- _Task_:
Look below. Copy each line that has "count" in it.

- _Extracted records_:
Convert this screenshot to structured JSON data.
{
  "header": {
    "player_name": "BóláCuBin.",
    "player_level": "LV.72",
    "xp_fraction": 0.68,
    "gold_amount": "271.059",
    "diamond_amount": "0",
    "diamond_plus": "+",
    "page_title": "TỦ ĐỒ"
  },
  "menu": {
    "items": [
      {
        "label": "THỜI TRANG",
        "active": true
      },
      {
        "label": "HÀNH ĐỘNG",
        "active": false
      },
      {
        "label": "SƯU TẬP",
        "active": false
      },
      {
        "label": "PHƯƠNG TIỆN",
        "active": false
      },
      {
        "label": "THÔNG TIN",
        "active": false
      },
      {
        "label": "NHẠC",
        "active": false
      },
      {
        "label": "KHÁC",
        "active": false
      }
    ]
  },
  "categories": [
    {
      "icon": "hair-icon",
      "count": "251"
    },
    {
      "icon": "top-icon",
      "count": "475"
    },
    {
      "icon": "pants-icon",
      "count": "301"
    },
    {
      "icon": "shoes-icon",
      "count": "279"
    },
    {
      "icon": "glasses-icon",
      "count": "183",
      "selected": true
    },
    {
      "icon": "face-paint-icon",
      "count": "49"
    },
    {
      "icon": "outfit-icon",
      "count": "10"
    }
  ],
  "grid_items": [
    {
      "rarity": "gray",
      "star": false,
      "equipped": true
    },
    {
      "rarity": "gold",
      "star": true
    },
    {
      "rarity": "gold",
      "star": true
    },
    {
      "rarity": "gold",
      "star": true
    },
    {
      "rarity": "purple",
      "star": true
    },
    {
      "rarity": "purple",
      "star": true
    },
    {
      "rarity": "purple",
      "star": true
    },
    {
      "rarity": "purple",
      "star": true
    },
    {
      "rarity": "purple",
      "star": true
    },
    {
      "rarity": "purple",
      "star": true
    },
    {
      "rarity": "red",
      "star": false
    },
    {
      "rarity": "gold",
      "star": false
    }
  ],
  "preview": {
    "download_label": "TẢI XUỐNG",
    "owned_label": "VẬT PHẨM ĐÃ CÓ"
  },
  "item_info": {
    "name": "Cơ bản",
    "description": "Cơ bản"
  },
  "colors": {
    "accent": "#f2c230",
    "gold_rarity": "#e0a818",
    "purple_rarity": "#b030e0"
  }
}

- _Final answer_:
      "count": "251"
      "count": "475"
      "count": "301"
      "count": "279"
      "count": "183",
      "count": "49"
      "count": "10"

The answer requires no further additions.